July 7, 2021
“Remote Workers” or “Business Travelers”: How to Mitigate Tax Risk
The COVID-19 pandemic brought international business travel to a halt. Fast forward and now remote working has become the norm for many employees.
Remote workers conducting their employment from another country are likely creating a range of tax issues for themselves and their employers.
We would recommend working with a company specialized in global mobility tax, like Glomotax. However, if you are not yet working with a tax services provider, below are a few ways you can mitigate tax risk posed by “remote workers” (or “business travelers” to the IRS).
How to Mitigate Global Tax Risk
The general rule is that the IRS assesses tax where the employee performs their job. To find out whether your employees are business travelers to local tax authorities, you can do the following:
- Determine if work has taken place outside of your employee’s normal work location.
- Carefully review the tax laws of each location.
- Prepare to meet any tax obligations.
- Keep close records of any future work related employee travel and the location of your remote workers to avoid costly tax errors.
International Tax Considerations
Working remotely in a country other than the regular work location (employment of record) exposes the employee and the employer:
For the Employee this means:
- Host Country Income Tax
- Host Country Social Tax
For the Employer this means:
- Host country income tax and social tax reporting and withholding obligations,
- City employee taxes, and
- Corporate nexus or permanent establishment issues.
To alleviate the international income and social tax obligations in the location of remote working, a tax professional could utilize tax treaties or totalization agreements. Tax treaties and totalization agreements are specifically designed to avoid double taxation between international territories.
About Income Tax Treaties
To invoke a tax treaty to avoid income tax in a host location, these are the usual requirements:
- Workers resident in their home country must spend less than 183 days in the host country within any 12-month period (beginning or ending in the taxable year concerned),
- Compensation must be paid from the home country, and
- A host country entity must not bear the costs of compensation.
Additional Items to Note About Income Tax Treaties:
- Some states or jurisdictions do not accept treaty provisions (for example, California).
- Some host locations require that the host location entity is not an “economic employer”
About Social Tax Totalization Agreements
If the country has a Totalization Agreement with the host country, the employer may apply for a Certificate of Coverage. This certifies that social tax is paid in the home location. Once the home social tax system has signed the certificate, the employee is not subject to the host location social taxes, and both employee and employer host social taxes will be forgiven.

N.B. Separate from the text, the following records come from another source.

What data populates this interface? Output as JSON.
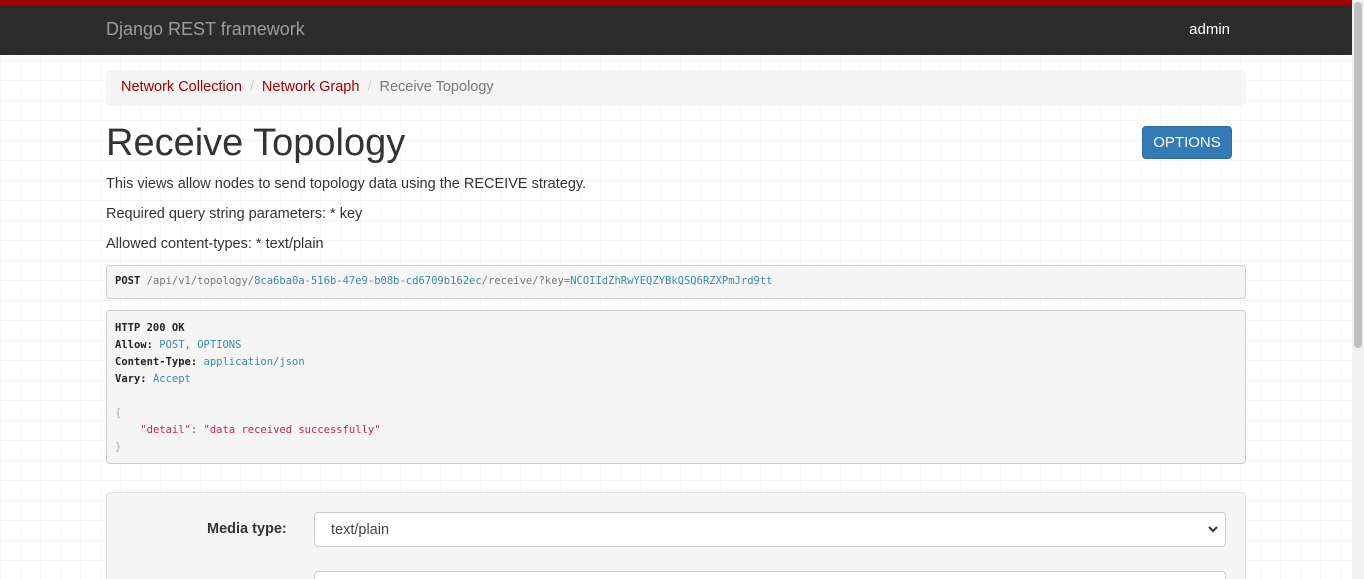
{
  "navbar": {
    "brand": "Django REST framework",
    "user": "admin"
  },
  "breadcrumb": {
    "items": [
      "Network Collection",
      "Network Graph"
    ],
    "active": "Receive Topology"
  },
  "page": {
    "title": "Receive Topology",
    "options_label": "OPTIONS",
    "description_lines": [
      "This views allow nodes to send topology data using the RECEIVE strategy.",
      "Required query string parameters: * key",
      "Allowed content-types: * text/plain"
    ]
  },
  "request": {
    "method": "POST",
    "path_prefix": "/api/v1/topology/",
    "uuid": "8ca6ba0a-516b-47e9-b08b-cd6709b162ec",
    "path_suffix": "/receive/?key=",
    "key_value": "NCOIIdZhRwYEQZYBkQSQ6RZXPmJrd9tt"
  },
  "response": {
    "status": "HTTP 200 OK",
    "headers": [
      {
        "key": "Allow:",
        "value": "POST, OPTIONS"
      },
      {
        "key": "Content-Type:",
        "value": "application/json"
      },
      {
        "key": "Vary:",
        "value": "Accept"
      }
    ],
    "body_open": "{",
    "body_key": "\"detail\"",
    "body_colon": ": ",
    "body_value": "\"data received successfully\"",
    "body_close": "}"
  },
  "form": {
    "media_type_label": "Media type:",
    "media_type_value": "text/plain"
  },
  "colors": {
    "accent_red": "#a30000",
    "navbar_bg": "#2c2c2c",
    "primary_button": "#337ab7",
    "link_teal": "#3a8aa8",
    "json_string": "#c7254e"
  }
}
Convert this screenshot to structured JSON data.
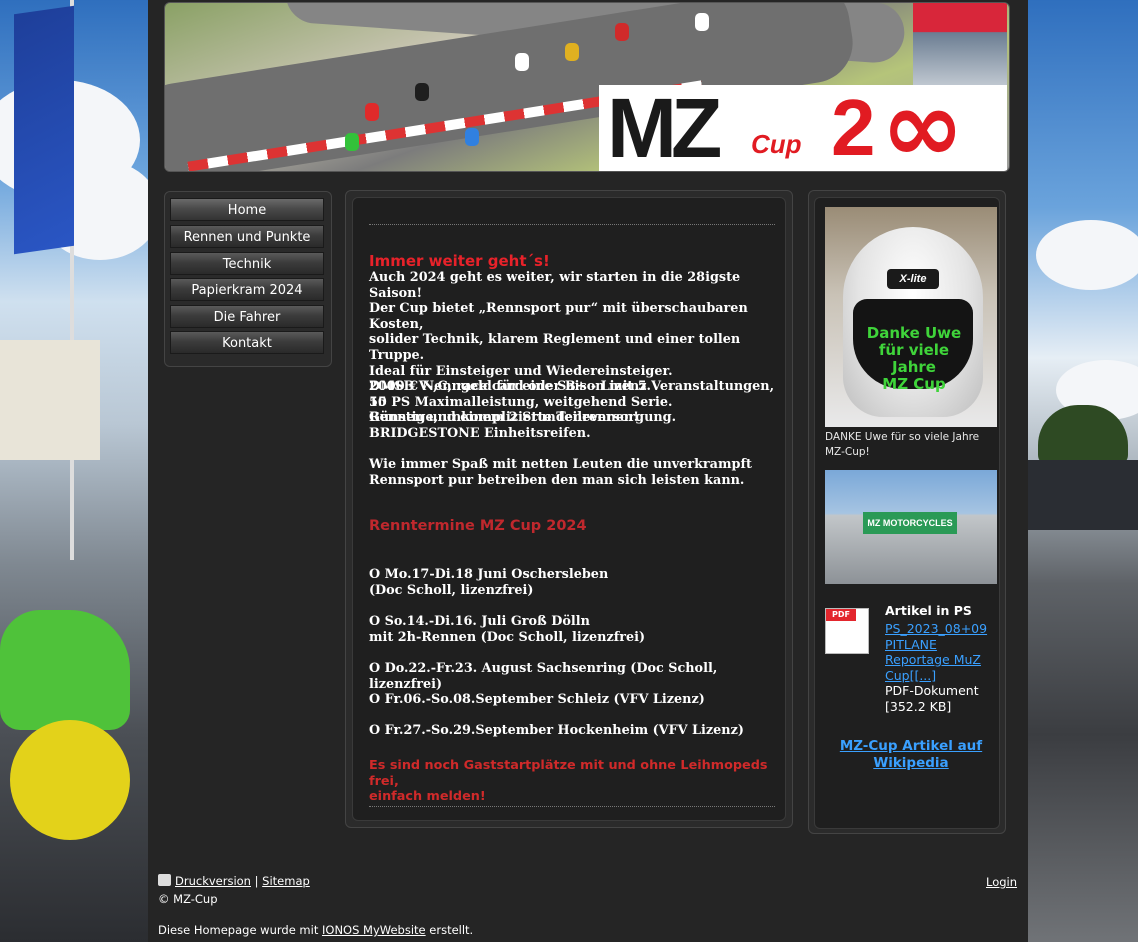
{
  "nav": {
    "items": [
      {
        "label": "Home"
      },
      {
        "label": "Rennen und Punkte"
      },
      {
        "label": "Technik"
      },
      {
        "label": "Papierkram 2024"
      },
      {
        "label": "Die Fahrer"
      },
      {
        "label": "Kontakt"
      }
    ]
  },
  "header": {
    "logo_mz": "MZ",
    "logo_cup": "Cup",
    "logo_num": "2",
    "logo_inf": "∞"
  },
  "content": {
    "headline": "Immer weiter geht´s!",
    "intro": "Auch 2024 geht es weiter, wir starten  in die 28igste Saison!\nDer Cup bietet „Rennsport pur“  mit überschaubaren Kosten,\nsolider Technik,  klarem Reglement und einer tollen Truppe.\nIdeal für Einsteiger und Wiedereinsteiger.\n2000 € Nenngeld für eine Saison mit 5 Veranstaltungen, 10\nRennen und einem 2 Stundenrennen!",
    "rules": "DMSB V-,C, race card oder B+ - Lizenz.\n55 PS Maximalleistung,   weitgehend Serie.\nGünstige, unkomplizierte Teileversorgung.\nBRIDGESTONE Einheitsreifen.",
    "fun": "Wie immer Spaß mit netten Leuten die unverkrampft\nRennsport  pur betreiben den man sich leisten kann.",
    "schedule_title": "Renntermine MZ Cup 2024",
    "events": [
      {
        "text": "O Mo.17-Di.18 Juni Oschersleben\n   (Doc Scholl, lizenzfrei)"
      },
      {
        "text": "O So.14.-Di.16. Juli Groß Dölln\n   mit 2h-Rennen (Doc Scholl, lizenzfrei)"
      },
      {
        "text": "O Do.22.-Fr.23. August Sachsenring (Doc Scholl, lizenzfrei)"
      },
      {
        "text": "O Fr.06.-So.08.September Schleiz (VFV Lizenz)"
      },
      {
        "text": "O Fr.27.-So.29.September Hockenheim (VFV Lizenz)"
      }
    ],
    "guest_note": "Es sind noch Gaststartplätze mit und ohne Leihmopeds frei,\neinfach melden!"
  },
  "sidebar": {
    "helmet_brand": "X-lite",
    "helmet_text": "Danke Uwe\nfür viele Jahre\nMZ Cup",
    "caption": "DANKE Uwe für so viele Jahre MZ-Cup!",
    "team_banner": "MZ MOTORCYCLES",
    "pdf_icon_label": "PDF",
    "pdf_title": "Artikel in PS",
    "pdf_link": "PS_2023_08+09 PITLANE Reportage MuZ Cup[[...]",
    "pdf_type": "PDF-Dokument\n[352.2 KB]",
    "wiki_link": "MZ-Cup Artikel auf Wikipedia"
  },
  "footer": {
    "print_label": "Druckversion",
    "separator": "|",
    "sitemap_label": "Sitemap",
    "copyright": "© MZ-Cup",
    "login_label": "Login",
    "made_with_prefix": "Diese Homepage wurde mit ",
    "made_with_link": "IONOS MyWebsite",
    "made_with_suffix": " erstellt."
  }
}
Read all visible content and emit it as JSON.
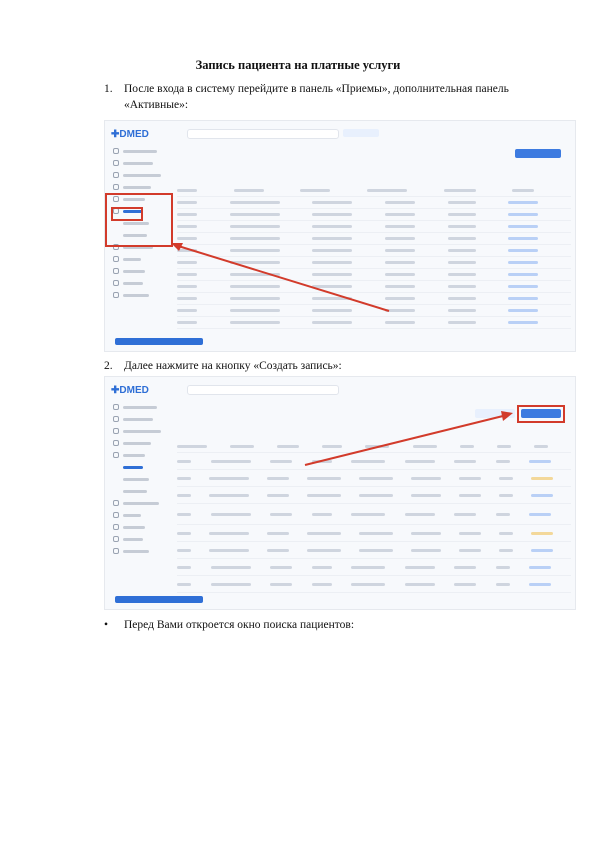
{
  "title": "Запись пациента на платные услуги",
  "steps": [
    {
      "num": "1.",
      "text": "После входа в систему перейдите в панель «Приемы», дополнительная панель «Активные»:"
    },
    {
      "num": "2.",
      "text": "Далее нажмите на кнопку «Создать запись»:"
    }
  ],
  "bullet": {
    "symbol": "•",
    "text": "Перед Вами откроется окно поиска пациентов:"
  },
  "screenshot_logo": "DMED",
  "colors": {
    "highlight": "#d23b2b",
    "accent": "#2f6fd6"
  }
}
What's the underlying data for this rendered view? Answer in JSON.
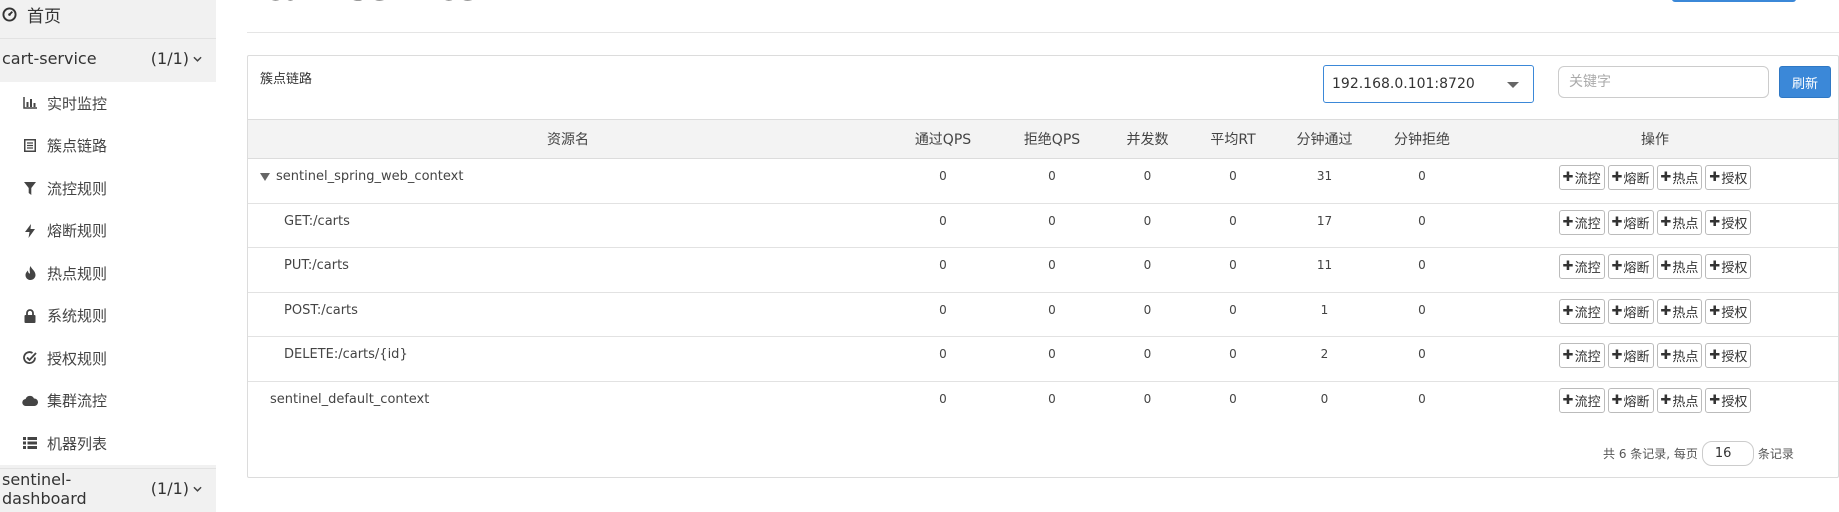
{
  "sidebar": {
    "home": {
      "label": "首页"
    },
    "app": {
      "name": "cart-service",
      "count": "(1/1)"
    },
    "menu": [
      {
        "label": "实时监控",
        "icon": "bar-chart-icon"
      },
      {
        "label": "簇点链路",
        "icon": "list-icon"
      },
      {
        "label": "流控规则",
        "icon": "filter-icon"
      },
      {
        "label": "熔断规则",
        "icon": "flash-icon"
      },
      {
        "label": "热点规则",
        "icon": "fire-icon"
      },
      {
        "label": "系统规则",
        "icon": "lock-icon"
      },
      {
        "label": "授权规则",
        "icon": "check-circle-icon"
      },
      {
        "label": "集群流控",
        "icon": "cloud-icon"
      },
      {
        "label": "机器列表",
        "icon": "list-bullets-icon"
      }
    ],
    "app2": {
      "name": "sentinel-dashboard",
      "count": "(1/1)"
    }
  },
  "header": {
    "title": "cart-service"
  },
  "panel": {
    "title": "簇点链路",
    "machine": "192.168.0.101:8720",
    "search_placeholder": "关键字",
    "refresh_label": "刷新"
  },
  "table": {
    "headers": [
      "资源名",
      "通过QPS",
      "拒绝QPS",
      "并发数",
      "平均RT",
      "分钟通过",
      "分钟拒绝",
      "操作"
    ],
    "rows": [
      {
        "name": "sentinel_spring_web_context",
        "pass_qps": "0",
        "block_qps": "0",
        "threads": "0",
        "rt": "0",
        "minute_pass": "31",
        "minute_block": "0"
      },
      {
        "name": "GET:/carts",
        "pass_qps": "0",
        "block_qps": "0",
        "threads": "0",
        "rt": "0",
        "minute_pass": "17",
        "minute_block": "0"
      },
      {
        "name": "PUT:/carts",
        "pass_qps": "0",
        "block_qps": "0",
        "threads": "0",
        "rt": "0",
        "minute_pass": "11",
        "minute_block": "0"
      },
      {
        "name": "POST:/carts",
        "pass_qps": "0",
        "block_qps": "0",
        "threads": "0",
        "rt": "0",
        "minute_pass": "1",
        "minute_block": "0"
      },
      {
        "name": "DELETE:/carts/{id}",
        "pass_qps": "0",
        "block_qps": "0",
        "threads": "0",
        "rt": "0",
        "minute_pass": "2",
        "minute_block": "0"
      },
      {
        "name": "sentinel_default_context",
        "pass_qps": "0",
        "block_qps": "0",
        "threads": "0",
        "rt": "0",
        "minute_pass": "0",
        "minute_block": "0"
      }
    ],
    "actions": {
      "flow": "流控",
      "degrade": "熔断",
      "hotspot": "热点",
      "auth": "授权"
    }
  },
  "footer": {
    "total_text": "共 6 条记录, 每页",
    "page_size": "16",
    "suffix": "条记录"
  },
  "colors": {
    "accent": "#3b88d8",
    "sidebar_bg": "#f1f1f1"
  }
}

Any travel for work outside of your normal work location may be considered business travel to local international tax authorities. Remote workers are susceptible to being taxable business travelers, depending on the unique situation. Even personal (non-work) travel to the host location before the “business trip” can contribute to tax.
If you would like help addressing your international tax risks stemming from remote work, please reach out to the team at firstname.lastname@example.org. We are happy to discuss any questions you might have.
You may also be interested in our article: forming a “Work from Anywhere” HR policy
We’re Here For You
For 15 years, Global Mobility Tax, has been assisting startups and early growth companies to navigate the tax implications of a global workforce. We provide strategy, consulting, and tax services to organizations and individuals that relocate internationally.
Contact us for any of your global mobility questions or concerns.